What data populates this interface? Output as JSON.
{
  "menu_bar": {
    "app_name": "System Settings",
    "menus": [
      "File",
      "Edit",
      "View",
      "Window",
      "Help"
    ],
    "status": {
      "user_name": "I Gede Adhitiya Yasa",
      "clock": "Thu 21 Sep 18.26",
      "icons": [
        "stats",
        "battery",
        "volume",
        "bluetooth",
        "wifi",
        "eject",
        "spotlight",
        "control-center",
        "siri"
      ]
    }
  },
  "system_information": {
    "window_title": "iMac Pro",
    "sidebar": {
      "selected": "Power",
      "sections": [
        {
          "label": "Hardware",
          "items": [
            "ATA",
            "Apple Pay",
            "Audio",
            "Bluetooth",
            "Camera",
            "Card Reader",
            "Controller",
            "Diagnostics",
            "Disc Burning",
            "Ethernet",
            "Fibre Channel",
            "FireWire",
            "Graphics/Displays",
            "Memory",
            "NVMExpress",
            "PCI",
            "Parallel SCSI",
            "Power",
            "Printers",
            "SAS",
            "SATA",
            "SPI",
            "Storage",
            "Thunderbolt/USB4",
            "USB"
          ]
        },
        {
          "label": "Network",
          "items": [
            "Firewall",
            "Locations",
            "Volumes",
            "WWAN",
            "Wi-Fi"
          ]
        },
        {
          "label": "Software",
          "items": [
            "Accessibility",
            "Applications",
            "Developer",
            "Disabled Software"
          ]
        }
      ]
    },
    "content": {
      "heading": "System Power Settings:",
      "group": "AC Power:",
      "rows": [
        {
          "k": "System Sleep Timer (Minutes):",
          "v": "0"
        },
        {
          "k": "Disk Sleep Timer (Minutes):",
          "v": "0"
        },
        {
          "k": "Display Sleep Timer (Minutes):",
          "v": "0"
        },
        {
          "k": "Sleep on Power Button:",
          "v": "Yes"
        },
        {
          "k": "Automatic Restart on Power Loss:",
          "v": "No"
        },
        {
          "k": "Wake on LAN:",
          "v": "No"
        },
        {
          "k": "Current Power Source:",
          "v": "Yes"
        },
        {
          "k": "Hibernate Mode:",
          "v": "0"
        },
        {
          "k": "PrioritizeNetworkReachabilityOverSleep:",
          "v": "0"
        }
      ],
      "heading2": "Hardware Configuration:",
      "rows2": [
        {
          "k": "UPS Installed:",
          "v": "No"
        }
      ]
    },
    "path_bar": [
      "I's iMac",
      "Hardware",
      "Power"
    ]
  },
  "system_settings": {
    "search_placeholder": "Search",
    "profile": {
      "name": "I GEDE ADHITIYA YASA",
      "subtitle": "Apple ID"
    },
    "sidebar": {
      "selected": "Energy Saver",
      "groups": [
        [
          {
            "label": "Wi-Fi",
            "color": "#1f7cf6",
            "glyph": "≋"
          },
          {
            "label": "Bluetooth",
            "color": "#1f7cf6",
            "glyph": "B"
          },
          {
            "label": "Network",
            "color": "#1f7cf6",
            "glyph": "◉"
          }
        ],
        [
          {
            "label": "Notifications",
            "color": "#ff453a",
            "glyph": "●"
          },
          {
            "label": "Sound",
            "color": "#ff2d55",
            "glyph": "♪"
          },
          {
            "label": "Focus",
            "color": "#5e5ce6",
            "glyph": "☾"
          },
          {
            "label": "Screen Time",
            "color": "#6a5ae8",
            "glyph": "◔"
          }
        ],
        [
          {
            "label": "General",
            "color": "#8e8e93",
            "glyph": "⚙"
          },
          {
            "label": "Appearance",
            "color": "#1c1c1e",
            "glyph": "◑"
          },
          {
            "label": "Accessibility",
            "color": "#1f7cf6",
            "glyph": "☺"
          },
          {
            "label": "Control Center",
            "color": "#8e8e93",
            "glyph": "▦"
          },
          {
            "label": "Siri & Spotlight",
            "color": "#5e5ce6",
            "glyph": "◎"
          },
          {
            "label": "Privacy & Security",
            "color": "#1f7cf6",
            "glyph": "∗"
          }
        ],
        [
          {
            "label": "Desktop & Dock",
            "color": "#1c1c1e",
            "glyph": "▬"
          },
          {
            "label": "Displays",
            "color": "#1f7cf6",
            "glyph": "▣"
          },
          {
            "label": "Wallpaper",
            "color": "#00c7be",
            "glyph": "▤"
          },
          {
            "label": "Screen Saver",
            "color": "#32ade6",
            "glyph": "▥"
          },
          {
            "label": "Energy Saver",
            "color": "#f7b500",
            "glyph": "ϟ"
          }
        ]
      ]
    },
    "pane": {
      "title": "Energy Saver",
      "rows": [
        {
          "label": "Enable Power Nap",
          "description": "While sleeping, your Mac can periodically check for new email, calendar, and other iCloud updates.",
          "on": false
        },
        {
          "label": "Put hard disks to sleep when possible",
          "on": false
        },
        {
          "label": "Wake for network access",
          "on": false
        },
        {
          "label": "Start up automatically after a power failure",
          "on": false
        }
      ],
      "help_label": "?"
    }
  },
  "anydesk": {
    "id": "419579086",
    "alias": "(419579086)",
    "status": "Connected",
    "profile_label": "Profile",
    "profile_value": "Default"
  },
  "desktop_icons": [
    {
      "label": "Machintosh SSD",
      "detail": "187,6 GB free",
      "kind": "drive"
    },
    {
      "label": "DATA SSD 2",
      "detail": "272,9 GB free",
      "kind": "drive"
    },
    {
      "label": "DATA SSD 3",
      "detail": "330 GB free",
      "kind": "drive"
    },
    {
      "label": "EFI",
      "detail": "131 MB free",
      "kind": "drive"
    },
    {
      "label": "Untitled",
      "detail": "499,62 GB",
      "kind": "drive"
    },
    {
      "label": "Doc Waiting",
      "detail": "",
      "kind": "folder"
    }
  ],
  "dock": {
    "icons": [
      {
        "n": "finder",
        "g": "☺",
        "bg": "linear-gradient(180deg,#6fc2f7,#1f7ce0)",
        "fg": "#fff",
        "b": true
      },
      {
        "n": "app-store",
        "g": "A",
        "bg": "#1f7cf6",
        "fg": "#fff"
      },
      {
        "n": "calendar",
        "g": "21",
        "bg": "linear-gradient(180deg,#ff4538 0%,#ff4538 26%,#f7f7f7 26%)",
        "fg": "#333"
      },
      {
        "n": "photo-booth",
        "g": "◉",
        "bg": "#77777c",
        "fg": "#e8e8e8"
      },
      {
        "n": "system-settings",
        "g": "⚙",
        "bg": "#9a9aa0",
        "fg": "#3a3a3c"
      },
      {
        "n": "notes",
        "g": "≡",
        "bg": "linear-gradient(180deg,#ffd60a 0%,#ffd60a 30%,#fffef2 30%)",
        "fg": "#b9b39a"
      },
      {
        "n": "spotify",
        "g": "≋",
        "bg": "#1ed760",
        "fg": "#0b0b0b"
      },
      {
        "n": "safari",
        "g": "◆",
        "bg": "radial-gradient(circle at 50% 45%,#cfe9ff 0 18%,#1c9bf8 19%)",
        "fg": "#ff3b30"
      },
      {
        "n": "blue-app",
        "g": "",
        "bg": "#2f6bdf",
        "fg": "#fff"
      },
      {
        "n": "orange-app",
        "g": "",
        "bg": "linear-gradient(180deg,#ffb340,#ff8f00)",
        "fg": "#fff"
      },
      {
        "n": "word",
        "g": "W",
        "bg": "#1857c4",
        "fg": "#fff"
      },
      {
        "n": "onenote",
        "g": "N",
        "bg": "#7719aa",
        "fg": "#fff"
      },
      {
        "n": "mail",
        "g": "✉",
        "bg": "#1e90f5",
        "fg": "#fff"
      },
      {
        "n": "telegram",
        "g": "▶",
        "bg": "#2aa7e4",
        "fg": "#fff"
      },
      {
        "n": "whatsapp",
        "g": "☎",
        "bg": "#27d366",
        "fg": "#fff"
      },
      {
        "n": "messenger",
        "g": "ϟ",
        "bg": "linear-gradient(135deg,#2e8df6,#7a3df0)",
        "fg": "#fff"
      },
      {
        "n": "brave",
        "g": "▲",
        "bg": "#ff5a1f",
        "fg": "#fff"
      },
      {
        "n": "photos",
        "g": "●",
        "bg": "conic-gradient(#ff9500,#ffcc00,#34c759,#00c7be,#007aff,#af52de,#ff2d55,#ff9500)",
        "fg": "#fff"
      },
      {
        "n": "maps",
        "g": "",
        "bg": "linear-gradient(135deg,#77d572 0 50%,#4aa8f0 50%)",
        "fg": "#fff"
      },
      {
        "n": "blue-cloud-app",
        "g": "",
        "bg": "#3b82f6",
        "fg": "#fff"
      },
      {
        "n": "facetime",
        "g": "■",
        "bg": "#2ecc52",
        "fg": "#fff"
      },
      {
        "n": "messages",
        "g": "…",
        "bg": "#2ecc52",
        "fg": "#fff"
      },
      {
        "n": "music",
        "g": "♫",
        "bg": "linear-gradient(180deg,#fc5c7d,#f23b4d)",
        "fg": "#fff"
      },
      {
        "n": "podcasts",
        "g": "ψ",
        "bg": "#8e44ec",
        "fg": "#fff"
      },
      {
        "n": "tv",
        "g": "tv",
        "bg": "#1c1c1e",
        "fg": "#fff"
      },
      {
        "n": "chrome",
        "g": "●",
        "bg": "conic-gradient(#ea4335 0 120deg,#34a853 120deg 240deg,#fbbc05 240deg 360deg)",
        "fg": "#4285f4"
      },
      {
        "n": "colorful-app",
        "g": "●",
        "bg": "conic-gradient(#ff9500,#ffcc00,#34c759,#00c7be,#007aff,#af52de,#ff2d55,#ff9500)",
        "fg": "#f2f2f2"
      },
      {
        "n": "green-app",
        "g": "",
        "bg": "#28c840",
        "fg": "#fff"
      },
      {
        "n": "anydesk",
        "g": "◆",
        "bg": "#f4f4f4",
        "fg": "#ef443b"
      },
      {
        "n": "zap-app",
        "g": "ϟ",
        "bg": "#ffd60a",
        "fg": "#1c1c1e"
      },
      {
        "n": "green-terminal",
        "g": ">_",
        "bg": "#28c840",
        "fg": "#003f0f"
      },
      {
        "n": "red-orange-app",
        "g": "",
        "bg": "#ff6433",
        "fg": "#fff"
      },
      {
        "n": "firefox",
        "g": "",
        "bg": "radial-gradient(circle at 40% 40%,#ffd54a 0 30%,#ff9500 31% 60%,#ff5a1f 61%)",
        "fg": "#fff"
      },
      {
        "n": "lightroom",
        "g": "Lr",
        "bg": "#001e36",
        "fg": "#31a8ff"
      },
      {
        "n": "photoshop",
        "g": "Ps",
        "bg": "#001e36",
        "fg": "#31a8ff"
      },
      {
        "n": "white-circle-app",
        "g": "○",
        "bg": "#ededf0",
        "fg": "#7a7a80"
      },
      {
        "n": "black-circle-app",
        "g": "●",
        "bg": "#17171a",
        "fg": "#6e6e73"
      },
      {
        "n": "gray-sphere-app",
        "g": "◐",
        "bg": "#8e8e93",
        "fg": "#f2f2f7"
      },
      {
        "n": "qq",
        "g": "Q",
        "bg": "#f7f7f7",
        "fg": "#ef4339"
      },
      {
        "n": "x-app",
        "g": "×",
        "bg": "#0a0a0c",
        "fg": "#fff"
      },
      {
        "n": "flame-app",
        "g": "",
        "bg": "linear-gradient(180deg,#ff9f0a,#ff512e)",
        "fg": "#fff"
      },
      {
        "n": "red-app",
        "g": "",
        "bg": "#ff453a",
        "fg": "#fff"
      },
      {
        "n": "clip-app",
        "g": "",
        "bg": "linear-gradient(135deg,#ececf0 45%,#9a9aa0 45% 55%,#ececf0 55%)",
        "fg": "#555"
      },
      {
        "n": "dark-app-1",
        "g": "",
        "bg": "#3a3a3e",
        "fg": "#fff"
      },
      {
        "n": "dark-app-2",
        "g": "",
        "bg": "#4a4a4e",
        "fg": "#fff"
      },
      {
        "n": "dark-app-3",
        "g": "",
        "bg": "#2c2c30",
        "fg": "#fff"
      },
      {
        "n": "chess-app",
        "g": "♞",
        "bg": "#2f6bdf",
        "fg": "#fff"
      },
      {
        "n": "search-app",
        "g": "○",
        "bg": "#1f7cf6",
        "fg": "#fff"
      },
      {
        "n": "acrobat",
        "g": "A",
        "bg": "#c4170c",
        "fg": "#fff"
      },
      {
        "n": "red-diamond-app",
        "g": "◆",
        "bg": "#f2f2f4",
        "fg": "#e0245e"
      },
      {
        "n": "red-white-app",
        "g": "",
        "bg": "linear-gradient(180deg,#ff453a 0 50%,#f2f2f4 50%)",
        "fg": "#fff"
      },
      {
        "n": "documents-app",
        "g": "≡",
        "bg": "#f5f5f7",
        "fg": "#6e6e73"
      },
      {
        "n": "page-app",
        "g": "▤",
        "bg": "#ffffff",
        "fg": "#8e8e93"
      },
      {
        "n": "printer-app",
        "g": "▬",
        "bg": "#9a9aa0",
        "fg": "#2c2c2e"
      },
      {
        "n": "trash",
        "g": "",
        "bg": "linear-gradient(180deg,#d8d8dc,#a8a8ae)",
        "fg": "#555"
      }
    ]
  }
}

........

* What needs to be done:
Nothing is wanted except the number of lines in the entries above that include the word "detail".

* Answer box:
6